A slot is a narrow aperture or groove, such as a keyway in a piece of machinery or a slit for a coin in a vending machine. It is also the name of a position within a group, series, or sequence, such as a slot in a line-up. A slot can also refer to a position in an automobile, as in “he slipped the CD into the slot between the radio and the dashboard.”

Most slots are operated by inserting cash or, in the case of ticket-in, ticket-out machines, paper tickets with barcodes, into a designated slot at the top of the machine, then pressing a button or pulling an arm. This activates a mechanism that causes reels to spin and symbols to land in combinations according to the paytable. Winnings are paid out based on the number and value of symbols that match. Typical symbols include fruit, bells, and stylized lucky sevens. Unlike table games, which require players to interact with dealers and other players, slot machines allow players to play alone and are easy for newcomers to learn.

In modern slot machines, the probability of getting a winning symbol on each reel is determined by the random number generator (RNG), a computer chip that generates a random sequence of numbers every millisecond. The RNG assigns a different probability to each symbol on each reel. This is why it is possible to have three identical symbols in a row on one machine and five different ones in a row on another. The RNG also determines the odds of winning a jackpot, which is typically higher on video slots than on mechanical ones.

The odds of hitting a particular combination vary from machine to machine, but all slot machines are designed to return a percentage of the money wagered to the player. This percentage is reflected in the payout table displayed at the bottom or side of the slot machine. It is important to read the paytable before playing a slot machine. This will help you understand how the game works and increase your chances of winning.

Popular strategies recommend moving on to a different machine after a set, short period of time or after getting some nice payouts (under the assumption that the machines will tighten up). These methods are useless, however, because the outcome of each spin is completely random.
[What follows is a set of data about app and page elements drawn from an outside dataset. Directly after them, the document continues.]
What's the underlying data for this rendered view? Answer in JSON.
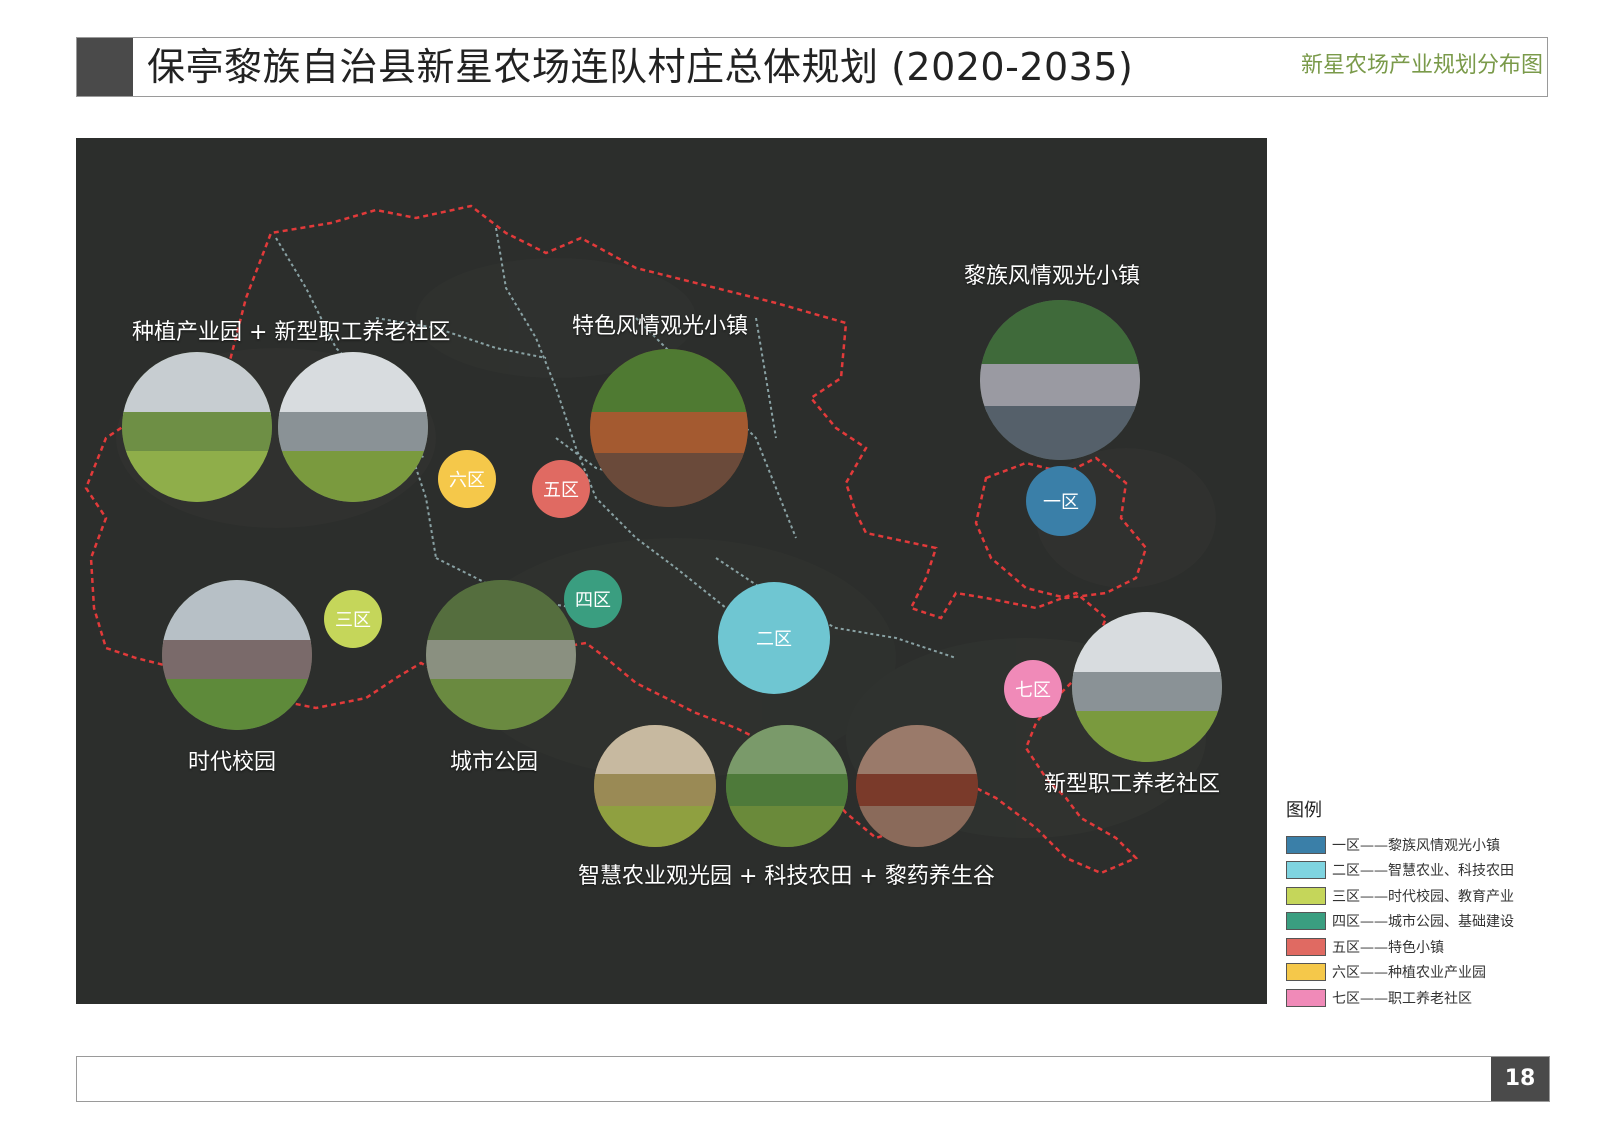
{
  "header": {
    "title": "保亭黎族自治县新星农场连队村庄总体规划 (2020-2035)",
    "subtitle": "新星农场产业规划分布图"
  },
  "map": {
    "labels": {
      "planting": "种植产业园 + 新型职工养老社区",
      "feature_town": "特色风情观光小镇",
      "li_town": "黎族风情观光小镇",
      "campus": "时代校园",
      "park": "城市公园",
      "smart_ag": "智慧农业观光园 + 科技农田 + 黎药养生谷",
      "elder": "新型职工养老社区"
    },
    "zones": {
      "z1": "一区",
      "z2": "二区",
      "z3": "三区",
      "z4": "四区",
      "z5": "五区",
      "z6": "六区",
      "z7": "七区"
    }
  },
  "legend": {
    "title": "图例",
    "items": [
      {
        "label": "一区——黎族风情观光小镇",
        "color": "#3a7fa8"
      },
      {
        "label": "二区——智慧农业、科技农田",
        "color": "#7fd4e0"
      },
      {
        "label": "三区——时代校园、教育产业",
        "color": "#c5d65a"
      },
      {
        "label": "四区——城市公园、基础建设",
        "color": "#3a9e80"
      },
      {
        "label": "五区——特色小镇",
        "color": "#e06a62"
      },
      {
        "label": "六区——种植农业产业园",
        "color": "#f5c84a"
      },
      {
        "label": "七区——职工养老社区",
        "color": "#f08ab8"
      }
    ]
  },
  "footer": {
    "page_number": "18"
  },
  "colors": {
    "map_background": "#2c2e2c",
    "boundary": "#e23a3a",
    "roads": "#a8c8cc",
    "header_accent": "#4a4a4a",
    "subtitle": "#7a9a4a"
  }
}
Some people also believe that a machine that has gone a long time without paying out is “due” to hit soon. This belief is based on the fact that the same symbols appear on each reel, but it doesn’t account for the fact that the random number generator sets different probabilities for each symbol on each reel. In addition, the number of stops on each reel varies between machines. Machines with more stops tend to have lower payout combinations and more blank spaces, while those with fewer stops have more frequent hits and higher payouts.

Posted in: Gambling News